Instead, it was the Rangers who completely fell apart, specifically Elvis Andrus, who had already been thrown out trying to steal third with two outs earlier in the game and was 0-for-3 at the plate up to that point. Hamels, still in the game, allowed a routine grounder by Martin to Andrus at shortstop that was booted for an error. The Blue Jays' Win Expectancy jumped from 35.8% to 43.5%. Then, Hamels allowed another routine grounder to Mitch Moreland at first, but his throw was low to second, with Andrus failing to make the scoop. A second straight Texas error, on Moreland, put runners on 1st and 2nd with no out, and Toronto's win expectancy jumped from 43.5 to 54.7%. 
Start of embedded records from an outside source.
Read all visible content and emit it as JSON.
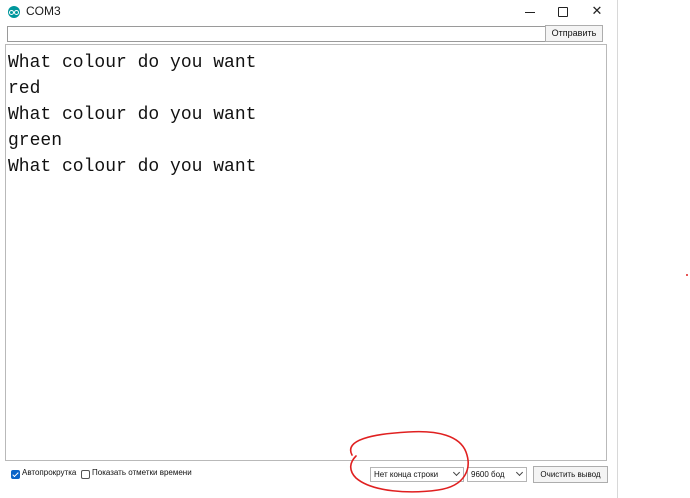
{
  "window": {
    "title": "COM3",
    "app_icon": "arduino-logo-icon",
    "controls": [
      "minimize-icon",
      "maximize-icon",
      "close-icon"
    ]
  },
  "send_row": {
    "input_value": "",
    "input_placeholder": "",
    "send_label": "Отправить"
  },
  "output": {
    "lines": [
      "What colour do you want",
      "red",
      "What colour do you want",
      "green",
      "What colour do you want"
    ]
  },
  "bottom_bar": {
    "autoscroll": {
      "label": "Автопрокрутка",
      "checked": true
    },
    "timestamps": {
      "label": "Показать отметки времени",
      "checked": false
    },
    "line_ending_selected": "Нет конца строки",
    "baud_selected": "9600 бод",
    "clear_label": "Очистить вывод"
  },
  "colors": {
    "accent": "#0a64c8",
    "annotation": "#e02020",
    "app_icon": "#00979c"
  }
}
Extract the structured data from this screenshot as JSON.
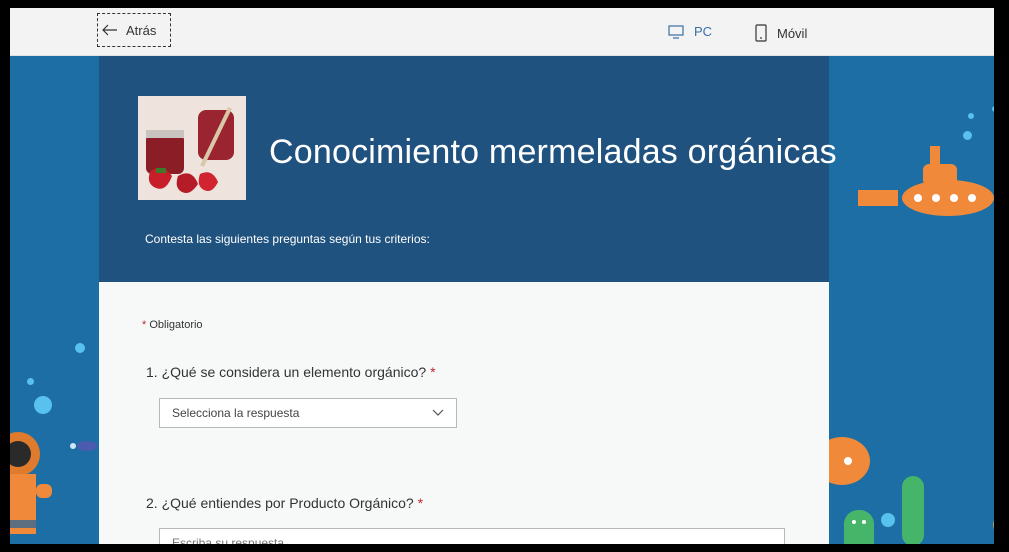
{
  "topbar": {
    "back_label": "Atrás",
    "pc_label": "PC",
    "mobile_label": "Móvil"
  },
  "form": {
    "title": "Conocimiento mermeladas orgánicas",
    "subtitle": "Contesta las siguientes preguntas según tus criterios:",
    "required_note": "Obligatorio",
    "required_mark": "*",
    "questions": [
      {
        "label": "1. ¿Qué se considera un elemento orgánico?",
        "select_value": "Selecciona la respuesta"
      },
      {
        "label": "2. ¿Qué entiendes por Producto Orgánico?",
        "placeholder": "Escriba su respuesta"
      }
    ]
  },
  "colors": {
    "header": "#1f527f",
    "sea": "#1c6ea4",
    "required": "#c4262e"
  },
  "icons": [
    "back-arrow-icon",
    "pc-monitor-icon",
    "mobile-phone-icon",
    "chevron-down-icon"
  ]
}
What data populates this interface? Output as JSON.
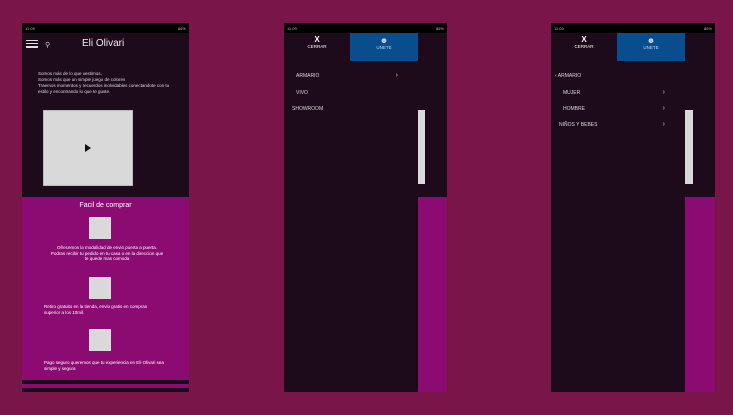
{
  "status": {
    "time": "11:09",
    "battery": "86%"
  },
  "home": {
    "brand": "Eli Olivari",
    "intro": "Somos más de lo que vestimos.\nSomos más que un simple juego de colores\nTraemos momentos y recuerdos inolvidables conectandote con tu estilo y encontrando lo que te guste.",
    "promo_title": "Facil de comprar",
    "promo1": "Ofrecemos la modalidad de envio puerta a puerta. Podras recibir tu pedido en tu casa o en la direccion que te quede mas comoda",
    "promo2": "Retiro gratuito en la tienda, envio gratis en compras superior a los 10mil.",
    "promo3": "Pago seguro queremos que tu experiencia en Eli Olivari sea simple y segura"
  },
  "drawer": {
    "close_label": "CERRAR",
    "join_label": "UNETE",
    "items": [
      "ARMARIO",
      "VIVO",
      "SHOWROOM"
    ]
  },
  "submenu": {
    "back_label": "ARMARIO",
    "items": [
      "MUJER",
      "HOMBRE",
      "NIÑOS Y BEBES"
    ]
  },
  "colors": {
    "background": "#7a1549",
    "magenta": "#8b0b73",
    "dark": "#1d0a1a",
    "blue": "#0a4d8c"
  }
}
Ryan Goins then tried to bunt the runners over, but hit it too hard to Adrian Beltre, who threw to Andrus covering third for the force out. Unfortunately for the Rangers, Andrus inexplicably dropped the ball. Bases loaded, nobody out on three straight errors. Toronto's Win Expectancy has jumped from 54.7% to 68.7%.

Yet somehow, Hamels stays with it enough to get Ben Revere to hit a chopper to Moreland, who throws home for the force out, keeping the score 3-2 Rangers with the bases still loaded and one out. Hamels was removed from the game, and in came Sam Dyson, who got Josh Donaldson to hit a humpback liner to Odor that should have been caught for the second out. But somehow, it crossed him up and landed just beyond his reach, allowing the tying run to score, although the runner was thrown out at second base after freezing, thinking Odor would catch the ball.
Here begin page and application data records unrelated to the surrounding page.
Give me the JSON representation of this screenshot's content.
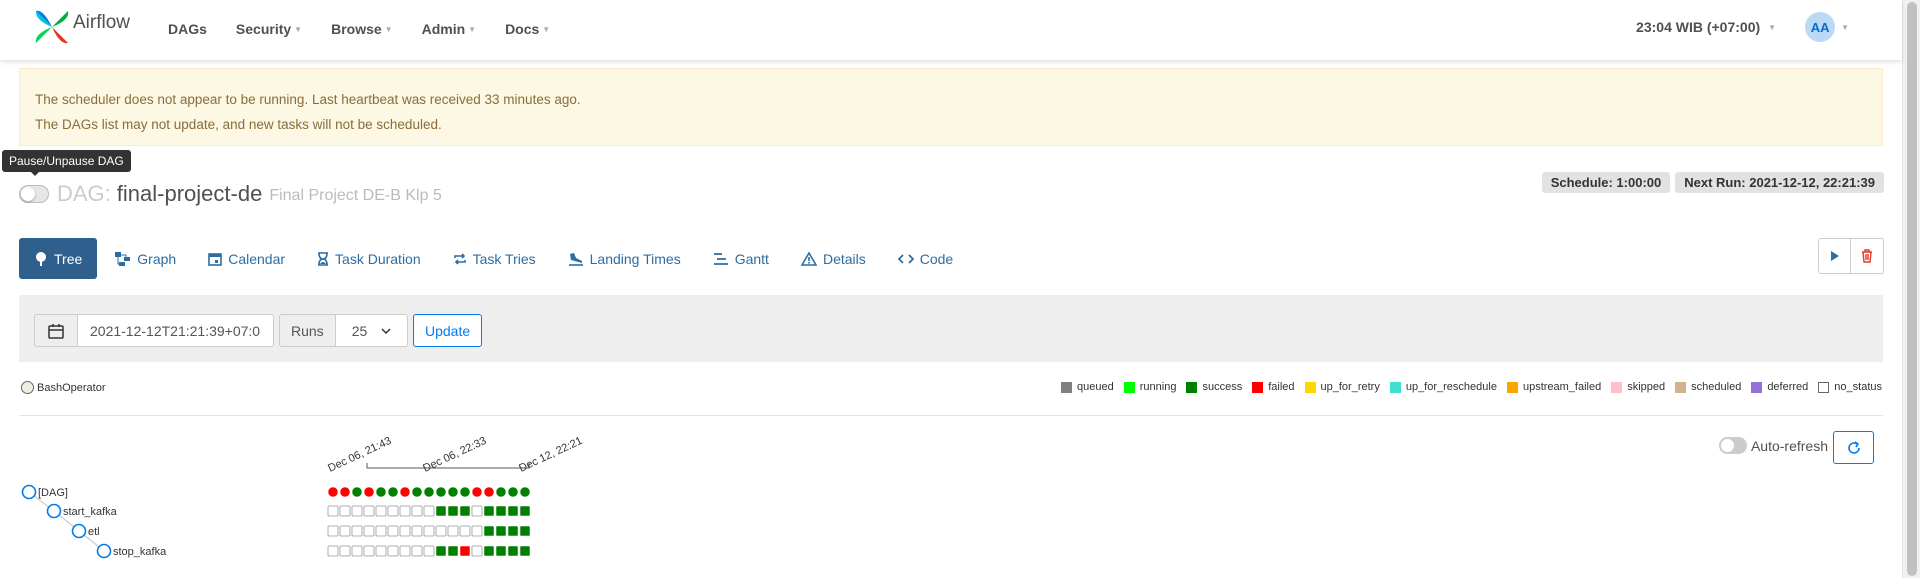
{
  "navbar": {
    "brand": "Airflow",
    "items": [
      "DAGs",
      "Security",
      "Browse",
      "Admin",
      "Docs"
    ],
    "clock": "23:04 WIB (+07:00)",
    "user_initials": "AA"
  },
  "alert": {
    "line1": "The scheduler does not appear to be running. Last heartbeat was received 33 minutes ago.",
    "line2": "The DAGs list may not update, and new tasks will not be scheduled."
  },
  "tooltip": "Pause/Unpause DAG",
  "dag": {
    "prefix": "DAG:",
    "id": "final-project-de",
    "description": "Final Project DE-B Klp 5",
    "schedule": "Schedule: 1:00:00",
    "next_run": "Next Run: 2021-12-12, 22:21:39",
    "paused": true
  },
  "tabs": [
    "Tree",
    "Graph",
    "Calendar",
    "Task Duration",
    "Task Tries",
    "Landing Times",
    "Gantt",
    "Details",
    "Code"
  ],
  "filter": {
    "base_date": "2021-12-12T21:21:39+07:0",
    "runs_label": "Runs",
    "runs_value": "25",
    "update_label": "Update"
  },
  "legend": {
    "operator": "BashOperator",
    "operator_color": "#f0ede4",
    "states": [
      {
        "name": "queued",
        "color": "#808080"
      },
      {
        "name": "running",
        "color": "#00ff00"
      },
      {
        "name": "success",
        "color": "#008000"
      },
      {
        "name": "failed",
        "color": "#ff0000"
      },
      {
        "name": "up_for_retry",
        "color": "#ffd700"
      },
      {
        "name": "up_for_reschedule",
        "color": "#40e0d0"
      },
      {
        "name": "upstream_failed",
        "color": "#ffa500"
      },
      {
        "name": "skipped",
        "color": "#ffc0cb"
      },
      {
        "name": "scheduled",
        "color": "#d2b48c"
      },
      {
        "name": "deferred",
        "color": "#9370db"
      },
      {
        "name": "no_status",
        "color": "#ffffff"
      }
    ]
  },
  "autorefresh_label": "Auto-refresh",
  "tree": {
    "date_labels": [
      "Dec 06, 21:43",
      "Dec 06, 22:33",
      "Dec 12, 22:21"
    ],
    "nodes": [
      "[DAG]",
      "start_kafka",
      "etl",
      "stop_kafka"
    ],
    "dag_runs": [
      "failed",
      "failed",
      "success",
      "failed",
      "success",
      "success",
      "failed",
      "success",
      "success",
      "success",
      "success",
      "success",
      "failed",
      "failed",
      "success",
      "success",
      "success"
    ],
    "tasks": [
      [
        "none",
        "none",
        "none",
        "none",
        "none",
        "none",
        "none",
        "none",
        "none",
        "success",
        "success",
        "success",
        "none",
        "success",
        "success",
        "success",
        "success"
      ],
      [
        "none",
        "none",
        "none",
        "none",
        "none",
        "none",
        "none",
        "none",
        "none",
        "none",
        "none",
        "none",
        "none",
        "success",
        "success",
        "success",
        "success"
      ],
      [
        "none",
        "none",
        "none",
        "none",
        "none",
        "none",
        "none",
        "none",
        "none",
        "success",
        "success",
        "failed",
        "none",
        "success",
        "success",
        "success",
        "success"
      ]
    ]
  }
}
With the game tied once again, the Blue Jays Win Expectancy went from 55.9 to 58.8%, still a toss-up for the most part. Then, the great Jose Bautista did this.

That wasn't a bat flip. That was a bat grenade toss. Bautista's three-run home run set off an explosion inside the Rogers Center, putting Toronto on top 6-3, pushing the Win Expectancy from 58.8% all the way to 93.5%, the biggest swing in the game.

How unlikely was the Texas meltdown?

Game, set, match.


After their epic seventh inning collapse, there was no uprising from the Rangers in the eighth or ninth innings, and so, without much fanfare, they went went down relatively easily, allowing the Blue Jays to advance to their first League Championship Series in 22 years.

And on the other side, a long winter begins for Texas.

And now, with the Royals' victory over the Houston Astros in Game 5 of their ALDS, Kansas City and Toronto will square off in a rematch of the 1985 American League Championship Series, 30 years later.

All thanks to one of the craziest, wildest, most ridiculous games in baseball postseason history.